If you snore loudly or nod off during the day, you might have sleep apnea. Sleep apnea affects millions of people and is characterized by pauses in breathing while asleep—like during snoring or sleeping on your back—and can cause headaches and other symptoms when left untreated. If you think you have this issue, here are some sleep apnea signs to look out for.
Signs of Sleep Apnea
In addition to snoring and daytime sleepiness, you may also experience the following signs of sleep apnea:
Difficulty remembering things.
Difficulty completing tasks like reading and writing (for example, it takes longer for you to write a report).
Warning Signs of Sleep Apnea
Now that we’re all familiar with the symptoms of sleep apnea let’s discuss its initial warning signs.
Sleep apnea in men occurs when your airway is blocked or obstructed while you’re asleep. When this happens, you don’t get enough oxygen to your brain and body, which causes fatigue and grogginess in the morning. If ignored and left untreated, this condition can lead to serious health problems like high blood pressure and heart disease. Some warning signs of sleep apnea include:
As you sleep, you may hear snoring or loud breathing.
Sleeping with frequent pauses in breathing during the night (a condition called hypopnea).
Headaches early in the morning.
If you suspect you're experiencing any of these sleep apnea symptoms, it is imperative that you consult a doctor for a diagnosis.
Causes of Sleep Apnea
Snoring is the main sign of sleep apnea, caused by the vibrating soft tissues in your throat. Sleep apnea is caused by a range of factors, including:
A deviated septum (a slight change in your nose's shape).
An enlarged tongue or tonsils.
A jaw that's too large for your face.
Central Sleep Apnea
Central sleep apnea occurs when your brain doesn't send signals to your airway muscles to keep them open during sleep. This can soon become complex sleep apnea if it persists for more than 5 hours.
Causes of central sleep apnea
Low oxygen levels in your blood (hypoxia).
Narrowing of your airways (stenosis).
What is Obstructive Sleep Apnea?
Obstructive sleep apnea (OSA) is when breathing becomes blocked or interrupted during sleep, which causes the person to stop breathing. In children, this can be lethal. OSA affects about 5 percent of Americans and is most common in men between 50 and 80.
Symptoms of obstructive sleep apnea
Heavy snoring and loud breathing at night.
Trouble sleeping or waking up many times during the night.
Excessive daytime fatigue does not go away once you get enough rest.
Frequent headaches or other types of pain when you wake up from sleeping too long in one position.
Feeling sleepy and groggy during the day even though you were asleep all night.
Morning headaches are a sign of sleep apnea. You may have heard that morning headaches can be caused by stress, but they are one of the most common sleep apnea symptoms.
Sleep apnea occurs when you stop breathing while asleep and causes your brain to think that there's still air in your body. Your brain tries to wake up from this false sense of security and sends signals into your throat, causing temporary constriction or blockage (that's why mornings are so bad!). This causes severe congestion in the arteries surrounding your brain, which can cause an excess amount of blood to flow straight into the blood vessels connected with migraines or tension headaches—a vicious cycle!

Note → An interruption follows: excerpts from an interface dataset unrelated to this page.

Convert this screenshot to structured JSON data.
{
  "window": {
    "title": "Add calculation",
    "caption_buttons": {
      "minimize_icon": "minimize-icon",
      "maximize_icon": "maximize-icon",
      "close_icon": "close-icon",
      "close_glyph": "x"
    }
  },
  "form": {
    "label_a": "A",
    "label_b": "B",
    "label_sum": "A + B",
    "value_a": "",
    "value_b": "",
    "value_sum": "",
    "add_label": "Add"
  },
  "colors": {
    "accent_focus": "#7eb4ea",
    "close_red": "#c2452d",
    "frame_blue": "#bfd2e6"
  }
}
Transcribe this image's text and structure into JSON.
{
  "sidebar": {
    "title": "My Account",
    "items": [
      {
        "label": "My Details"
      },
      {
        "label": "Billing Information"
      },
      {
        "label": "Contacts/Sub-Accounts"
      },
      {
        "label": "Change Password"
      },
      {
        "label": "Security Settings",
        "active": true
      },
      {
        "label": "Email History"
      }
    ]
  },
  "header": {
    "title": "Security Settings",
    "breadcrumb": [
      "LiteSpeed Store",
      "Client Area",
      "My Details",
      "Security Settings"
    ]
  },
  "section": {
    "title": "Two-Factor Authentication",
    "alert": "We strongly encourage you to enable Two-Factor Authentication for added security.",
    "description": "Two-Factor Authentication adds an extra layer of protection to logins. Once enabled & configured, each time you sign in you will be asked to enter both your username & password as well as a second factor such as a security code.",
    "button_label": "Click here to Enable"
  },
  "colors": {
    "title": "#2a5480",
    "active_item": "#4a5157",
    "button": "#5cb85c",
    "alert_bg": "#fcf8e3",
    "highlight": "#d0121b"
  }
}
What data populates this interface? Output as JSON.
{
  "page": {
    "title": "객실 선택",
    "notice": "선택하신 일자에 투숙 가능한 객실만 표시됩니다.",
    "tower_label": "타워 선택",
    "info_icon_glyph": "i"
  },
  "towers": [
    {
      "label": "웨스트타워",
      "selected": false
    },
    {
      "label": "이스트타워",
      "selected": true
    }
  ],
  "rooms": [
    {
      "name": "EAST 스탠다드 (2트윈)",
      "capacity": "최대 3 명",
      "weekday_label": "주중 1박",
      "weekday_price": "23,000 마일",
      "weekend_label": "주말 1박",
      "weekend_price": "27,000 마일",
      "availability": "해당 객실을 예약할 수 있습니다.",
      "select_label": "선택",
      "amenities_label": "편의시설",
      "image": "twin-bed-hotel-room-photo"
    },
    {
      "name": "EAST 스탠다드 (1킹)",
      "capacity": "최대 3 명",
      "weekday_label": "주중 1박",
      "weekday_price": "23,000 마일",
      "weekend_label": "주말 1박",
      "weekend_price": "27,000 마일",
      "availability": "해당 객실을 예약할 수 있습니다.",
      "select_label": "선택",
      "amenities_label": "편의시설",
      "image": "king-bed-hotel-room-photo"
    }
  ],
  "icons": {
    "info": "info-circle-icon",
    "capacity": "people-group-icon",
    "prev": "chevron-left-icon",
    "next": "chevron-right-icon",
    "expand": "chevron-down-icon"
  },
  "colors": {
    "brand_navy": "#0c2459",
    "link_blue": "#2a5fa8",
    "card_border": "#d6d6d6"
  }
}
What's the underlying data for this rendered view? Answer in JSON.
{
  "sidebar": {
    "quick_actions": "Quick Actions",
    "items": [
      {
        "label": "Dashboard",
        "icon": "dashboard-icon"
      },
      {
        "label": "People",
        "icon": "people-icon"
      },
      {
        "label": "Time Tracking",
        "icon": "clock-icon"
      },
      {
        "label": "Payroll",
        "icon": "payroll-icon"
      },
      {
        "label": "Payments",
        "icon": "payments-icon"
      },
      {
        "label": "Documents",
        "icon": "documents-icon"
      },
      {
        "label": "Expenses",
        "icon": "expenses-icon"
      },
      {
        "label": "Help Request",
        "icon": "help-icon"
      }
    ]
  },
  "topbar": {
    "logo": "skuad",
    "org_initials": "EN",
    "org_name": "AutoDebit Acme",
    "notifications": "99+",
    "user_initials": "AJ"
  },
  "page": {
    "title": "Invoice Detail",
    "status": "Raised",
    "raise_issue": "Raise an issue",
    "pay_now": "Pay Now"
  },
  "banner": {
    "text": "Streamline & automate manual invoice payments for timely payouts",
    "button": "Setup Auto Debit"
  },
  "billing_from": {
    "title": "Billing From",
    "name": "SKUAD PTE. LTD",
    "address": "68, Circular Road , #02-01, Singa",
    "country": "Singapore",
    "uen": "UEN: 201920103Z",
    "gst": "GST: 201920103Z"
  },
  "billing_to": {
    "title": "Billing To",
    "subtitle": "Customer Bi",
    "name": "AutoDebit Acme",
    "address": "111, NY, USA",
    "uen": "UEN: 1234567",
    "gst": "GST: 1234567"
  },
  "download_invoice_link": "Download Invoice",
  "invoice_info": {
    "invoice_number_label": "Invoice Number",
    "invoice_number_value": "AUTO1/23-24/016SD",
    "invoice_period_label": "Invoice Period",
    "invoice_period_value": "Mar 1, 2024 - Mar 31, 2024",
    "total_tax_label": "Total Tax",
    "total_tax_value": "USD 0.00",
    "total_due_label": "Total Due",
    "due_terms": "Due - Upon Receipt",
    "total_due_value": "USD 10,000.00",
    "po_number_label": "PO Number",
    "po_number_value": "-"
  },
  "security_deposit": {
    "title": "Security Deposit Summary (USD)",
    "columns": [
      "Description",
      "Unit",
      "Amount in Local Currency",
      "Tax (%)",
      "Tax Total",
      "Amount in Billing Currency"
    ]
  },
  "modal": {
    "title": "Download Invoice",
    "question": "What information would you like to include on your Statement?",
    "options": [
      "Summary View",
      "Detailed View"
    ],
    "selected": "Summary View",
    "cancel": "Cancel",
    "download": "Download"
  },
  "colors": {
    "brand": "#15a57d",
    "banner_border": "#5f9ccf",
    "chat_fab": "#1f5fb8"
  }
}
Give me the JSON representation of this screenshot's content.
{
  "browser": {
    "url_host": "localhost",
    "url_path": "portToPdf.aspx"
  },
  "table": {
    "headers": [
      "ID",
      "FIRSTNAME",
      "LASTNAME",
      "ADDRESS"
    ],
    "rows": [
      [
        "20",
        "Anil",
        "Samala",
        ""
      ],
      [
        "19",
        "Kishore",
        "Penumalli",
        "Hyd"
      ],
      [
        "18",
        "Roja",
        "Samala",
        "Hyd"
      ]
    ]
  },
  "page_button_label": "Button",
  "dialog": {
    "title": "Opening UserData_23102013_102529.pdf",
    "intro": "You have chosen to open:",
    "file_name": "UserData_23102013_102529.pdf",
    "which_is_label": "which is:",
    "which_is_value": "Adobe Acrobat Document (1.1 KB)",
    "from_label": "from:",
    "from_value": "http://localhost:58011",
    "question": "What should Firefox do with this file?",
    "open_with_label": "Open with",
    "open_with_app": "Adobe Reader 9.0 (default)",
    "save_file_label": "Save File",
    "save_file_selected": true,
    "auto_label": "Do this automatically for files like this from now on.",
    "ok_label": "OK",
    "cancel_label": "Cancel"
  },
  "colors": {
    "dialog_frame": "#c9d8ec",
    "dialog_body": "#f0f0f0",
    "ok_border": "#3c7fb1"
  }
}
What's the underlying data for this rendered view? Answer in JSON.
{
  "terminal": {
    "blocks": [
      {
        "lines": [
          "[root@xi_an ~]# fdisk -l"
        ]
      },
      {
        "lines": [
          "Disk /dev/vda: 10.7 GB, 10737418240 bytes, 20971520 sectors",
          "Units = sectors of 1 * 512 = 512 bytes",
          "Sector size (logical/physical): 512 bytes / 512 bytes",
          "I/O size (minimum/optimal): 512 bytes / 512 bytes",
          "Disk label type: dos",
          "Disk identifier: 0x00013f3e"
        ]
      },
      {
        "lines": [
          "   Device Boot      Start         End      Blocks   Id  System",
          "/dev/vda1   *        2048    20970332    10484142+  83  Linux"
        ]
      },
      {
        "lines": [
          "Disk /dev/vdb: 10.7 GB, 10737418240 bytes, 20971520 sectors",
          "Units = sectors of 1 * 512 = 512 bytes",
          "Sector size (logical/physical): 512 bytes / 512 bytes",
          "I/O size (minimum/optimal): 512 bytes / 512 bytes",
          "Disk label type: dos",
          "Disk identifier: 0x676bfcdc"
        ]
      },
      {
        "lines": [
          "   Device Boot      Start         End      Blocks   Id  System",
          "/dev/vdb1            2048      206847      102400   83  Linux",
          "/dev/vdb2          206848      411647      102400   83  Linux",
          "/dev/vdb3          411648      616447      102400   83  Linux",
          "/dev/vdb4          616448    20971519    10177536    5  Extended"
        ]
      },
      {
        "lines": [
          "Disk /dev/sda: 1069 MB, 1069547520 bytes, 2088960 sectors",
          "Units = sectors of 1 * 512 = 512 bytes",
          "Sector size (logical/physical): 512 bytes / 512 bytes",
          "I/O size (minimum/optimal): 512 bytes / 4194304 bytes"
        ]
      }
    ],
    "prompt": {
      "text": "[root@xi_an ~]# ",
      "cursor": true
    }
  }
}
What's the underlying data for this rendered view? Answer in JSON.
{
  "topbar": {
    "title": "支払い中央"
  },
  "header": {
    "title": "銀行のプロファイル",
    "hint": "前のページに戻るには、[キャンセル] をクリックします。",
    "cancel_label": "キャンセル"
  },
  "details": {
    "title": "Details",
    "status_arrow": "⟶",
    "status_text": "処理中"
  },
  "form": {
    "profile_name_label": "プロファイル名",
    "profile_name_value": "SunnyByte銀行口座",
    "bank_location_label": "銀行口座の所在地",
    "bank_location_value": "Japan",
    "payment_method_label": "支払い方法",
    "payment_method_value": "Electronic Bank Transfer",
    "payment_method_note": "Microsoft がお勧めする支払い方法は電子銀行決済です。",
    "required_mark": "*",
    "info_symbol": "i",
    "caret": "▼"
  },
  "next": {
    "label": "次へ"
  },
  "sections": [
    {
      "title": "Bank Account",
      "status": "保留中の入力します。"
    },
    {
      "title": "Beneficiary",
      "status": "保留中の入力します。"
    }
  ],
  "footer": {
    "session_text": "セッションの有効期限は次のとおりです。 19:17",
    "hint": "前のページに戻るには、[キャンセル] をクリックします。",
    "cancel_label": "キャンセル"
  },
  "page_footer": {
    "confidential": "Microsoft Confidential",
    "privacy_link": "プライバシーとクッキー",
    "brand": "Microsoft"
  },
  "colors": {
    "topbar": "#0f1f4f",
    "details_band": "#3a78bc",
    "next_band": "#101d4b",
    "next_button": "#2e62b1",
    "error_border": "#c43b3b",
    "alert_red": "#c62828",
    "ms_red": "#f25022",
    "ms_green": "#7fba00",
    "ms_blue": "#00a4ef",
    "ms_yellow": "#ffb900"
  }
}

The good news is that many over-the-counter pain relievers also work well for treating migraines! But if those don't help much, then it's time for an appointment with a doctor specializing in diseases associated with sleep disorders like snoring/narcolepsy.
Sleep issues often go hand-in-hand with excessive daytime tiredness, chronic neck pain (due to improper positioning), and poor-quality slumber patterns caused by obstructive breathing patterns occurring throughout the nighttime.
Treatments for Sleep Apnea
If you notice any of these symptoms, it may be time to see your doctor as soon as possible. Sleep apnea can lead to issues such as high blood pressure or diabetes and other serious health issues. Besides making you look tired throughout the day, it can also make you appear tired even if you are not. Crow’s feet are not your friend either.
There are many different treatments for sleep apnea in children. Some people use a CPAP (continuous positive airway pressure) device at night so they don't have to snore loudly while sleeping; some choose surgery; others take medication or both.
If none of those options works for you, there's always home care: talking about your symptoms with your partner/partner's family members/friends will help keep everyone up-to-date on what's going on with you so they know how best to support you during this challenging process.
There is much information about sleep apnea in women, but not a lot is honest. The research is not black and white. It's messy. Getting your doctor at SleepRx to run a few tests if you experience any of the symptoms listed above is a good idea.
If you suffer from sleep apnea, your health is at risk, and your quality of life will also be affected. Preventing severe complications from occurring in the future is possible by taking good care of yourself right now.